The plane had been sinking. Everyone had thought this was it, they were done for. Then the water had stopped rising and no one had known what to think. Then out of nowhere--BAM--the plane had slammed into something. It was loud. Violent. Everyone thought, This is the end.
But as the seconds ticked on, they realized the plane was still sealed and the air pocket was still intact. Somehow, they were still alive.
When Flight 1421 crashes into the Pacific Ocean six minutes after takeoff, Will Kent and his eleven-year-old daughter, Shannon, end up trapped in the sinking plane two hundred feet below the surface with ten other passengers. Their hope of rescue lies with the Coast Guard, the Navy, and with Will's ex-wife, Chris, a professional diver and deep sea welder.
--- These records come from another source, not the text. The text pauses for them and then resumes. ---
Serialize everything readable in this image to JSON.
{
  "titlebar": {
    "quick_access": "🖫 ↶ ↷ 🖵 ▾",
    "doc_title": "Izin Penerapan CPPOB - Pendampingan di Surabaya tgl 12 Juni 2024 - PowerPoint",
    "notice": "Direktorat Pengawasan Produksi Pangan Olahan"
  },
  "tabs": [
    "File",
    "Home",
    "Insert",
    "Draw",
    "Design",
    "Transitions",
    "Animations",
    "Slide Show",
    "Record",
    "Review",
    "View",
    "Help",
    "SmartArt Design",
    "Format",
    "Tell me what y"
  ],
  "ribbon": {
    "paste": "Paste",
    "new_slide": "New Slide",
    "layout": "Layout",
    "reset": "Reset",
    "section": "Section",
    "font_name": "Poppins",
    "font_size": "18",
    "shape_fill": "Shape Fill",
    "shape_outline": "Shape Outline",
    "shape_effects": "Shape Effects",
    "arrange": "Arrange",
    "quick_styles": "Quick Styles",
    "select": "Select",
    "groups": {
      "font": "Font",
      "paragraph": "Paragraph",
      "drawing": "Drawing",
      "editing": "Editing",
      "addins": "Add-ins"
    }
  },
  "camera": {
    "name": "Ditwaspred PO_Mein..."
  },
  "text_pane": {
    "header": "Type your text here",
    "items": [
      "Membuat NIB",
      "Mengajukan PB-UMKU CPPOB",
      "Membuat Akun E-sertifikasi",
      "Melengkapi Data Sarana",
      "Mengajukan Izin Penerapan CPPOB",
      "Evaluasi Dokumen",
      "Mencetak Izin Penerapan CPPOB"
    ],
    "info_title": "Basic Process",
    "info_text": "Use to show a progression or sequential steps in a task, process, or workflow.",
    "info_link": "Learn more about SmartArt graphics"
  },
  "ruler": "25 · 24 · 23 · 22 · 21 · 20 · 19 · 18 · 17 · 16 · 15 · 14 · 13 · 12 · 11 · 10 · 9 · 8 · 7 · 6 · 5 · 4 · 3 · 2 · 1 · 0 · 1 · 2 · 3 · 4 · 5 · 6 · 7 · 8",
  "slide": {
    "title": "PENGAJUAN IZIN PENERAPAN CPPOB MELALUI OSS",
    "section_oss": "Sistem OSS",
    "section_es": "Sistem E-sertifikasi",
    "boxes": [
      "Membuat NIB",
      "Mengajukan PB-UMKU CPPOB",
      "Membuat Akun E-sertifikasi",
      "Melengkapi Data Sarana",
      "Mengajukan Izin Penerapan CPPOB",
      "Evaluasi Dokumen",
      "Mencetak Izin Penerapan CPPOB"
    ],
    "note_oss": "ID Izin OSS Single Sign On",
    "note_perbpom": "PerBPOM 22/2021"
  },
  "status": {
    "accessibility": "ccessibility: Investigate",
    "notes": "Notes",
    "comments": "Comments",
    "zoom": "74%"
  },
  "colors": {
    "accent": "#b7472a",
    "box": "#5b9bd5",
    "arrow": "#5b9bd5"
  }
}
What an adrenalin rush! This was one propulsive page-turning thriller. The premise of being trapped in a submerged airplane is a scary one. And Newman's past experience as a flight attendant shines through, giving this book a level of authenticity that makes it even more suspenseful. I liked almost all of the characters, from the older couple celebrating their sixtieth anniversary, to the woman who wears her life preserver all the time because she doesn't know how to swim. But I especially loved the relationship between Will and his young daughter, and his wife's fierce determination to save them both. I also appreciated getting to see this disaster from both the passengers' and the rescuer's POVs. Drowning was the last book I read in August, and a perfect way to end my summer reading.